It’s mostly similar to how I’d approach a more traditional role, in so far as the preparation always starts with the score, regardless of whether the music has been around for 400 years or two months! In this case the score was my bible for the two months we had to learn it, and throughout the production. I found myself needing to use the full score, because of Donnacha’s very specific soundworld, and so that before the orchestra arrived I would always have in mind which instrument in the orchestra was accompanying, or a duet partner, and so on. Sometimes if you’re rehearsing contemporary music for four weeks with the piano reduction, and the orchestra comes in with a new soundscape, it can be quite a shock. We did have the midi file for the score as well which was hugely helpful, as well as an excellent piano reduction and an excellent pianist. In terms of preparation, a huge difference is that usually with an opera that’s been around a while, you have other performers’ interpretations to refer to, and you have access to a palette of artistic choices already made by other people, and that doesn’t exist obviously for something that’s new, so you have to rely on yourself and in our case the composer and conductor. Having Donnacha [Dennehy] in the room was absolutely incredible and Ryan [McAdams] was just phenomenal in shaping the entire thing and supporting us through the whole process. We were really lucky he’s on board! You can change what didn’t work in the rehearsal room, and Donnacha was able to make revisions as we rehearsed. That’s obviously different than a more traditional role: you obviously can’t ask Mozart, hey, what did you mean here?
In terms of staging, in a more traditional opera, your attention is generally (but not always, I know!) guided around the stage and you’re shown by the director what’s important to see and when. But in this show, you’re not at all allowed to be lazy as an audience member. There’s no sitting back! One of the things I adore about Enda’s work is about the open-endedness of his narratives. He makes the audience work for it, and so many people who saw the piece came to me days and weeks later to say they were still decided how they wanted to interpret what they saw. In the theatre, there are lots of different things happening in a lot of different parts of the stage simultaneously. Someone could be singing in the corner and a fight could be going on the other side, or there’s something on the video screen, so two different people might take away two slightly different “versions” of the evening. As an audience member, you have to be very alert to take in the information that’s given. And as Ryan (conductor) in fact pointed out, the piece rewards multiple viewings.
What are your thoughts on the relationship between early music and contemporary music?

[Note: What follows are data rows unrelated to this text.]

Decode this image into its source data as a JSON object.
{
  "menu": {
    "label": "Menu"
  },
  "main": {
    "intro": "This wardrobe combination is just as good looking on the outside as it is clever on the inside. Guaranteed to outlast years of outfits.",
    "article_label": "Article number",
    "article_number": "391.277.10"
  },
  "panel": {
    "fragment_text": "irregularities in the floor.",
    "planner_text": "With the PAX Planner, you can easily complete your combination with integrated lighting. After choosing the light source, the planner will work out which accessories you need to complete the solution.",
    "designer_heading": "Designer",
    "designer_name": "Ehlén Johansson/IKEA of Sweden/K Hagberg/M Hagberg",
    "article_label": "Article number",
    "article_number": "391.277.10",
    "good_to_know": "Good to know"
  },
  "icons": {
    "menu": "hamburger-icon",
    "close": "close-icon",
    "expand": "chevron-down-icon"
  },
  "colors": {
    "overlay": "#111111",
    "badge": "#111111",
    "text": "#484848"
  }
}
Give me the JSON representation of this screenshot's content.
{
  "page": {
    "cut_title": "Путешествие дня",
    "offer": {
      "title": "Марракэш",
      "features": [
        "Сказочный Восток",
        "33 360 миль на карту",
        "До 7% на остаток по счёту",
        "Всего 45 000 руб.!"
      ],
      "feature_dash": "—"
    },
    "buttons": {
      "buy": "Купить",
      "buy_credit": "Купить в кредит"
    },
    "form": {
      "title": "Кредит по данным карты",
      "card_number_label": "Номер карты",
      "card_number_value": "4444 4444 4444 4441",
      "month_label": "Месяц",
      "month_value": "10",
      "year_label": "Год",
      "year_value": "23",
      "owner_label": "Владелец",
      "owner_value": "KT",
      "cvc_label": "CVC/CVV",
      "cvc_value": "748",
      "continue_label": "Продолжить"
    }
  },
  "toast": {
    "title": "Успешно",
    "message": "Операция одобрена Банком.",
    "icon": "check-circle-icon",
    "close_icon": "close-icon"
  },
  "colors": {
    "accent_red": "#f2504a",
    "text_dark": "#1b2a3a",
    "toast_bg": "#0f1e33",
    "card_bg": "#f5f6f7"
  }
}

There’s a very strong relationship between early and new music. As it happens, at the moment, most of my performance career is divided between early and contemporary repertoires. I think both allow for a deeply personal artistic voice. There’s probably a little more background work to be done in both repertoires than with others, but this is ultimately so rewarding. In early music repertoire, with ornamentation in da Capos, for example, you can put your own stamp on the performance as an artist. There’s a similar individuality to getting to be the first person to sing a role. The really lovely thing about this particular opera: this is my second world premiere, but the first one that was written specifically with my voice in mind. Because you’re the first person to do it, there’s no YouTube playlist of great mezzo-sopranos doing this role. You, in conjunction with the composer and the conductor, and the orchestra and your singer colleagues, get to bring this piece of music to the world for the first time which is very exciting, and also deeply personal.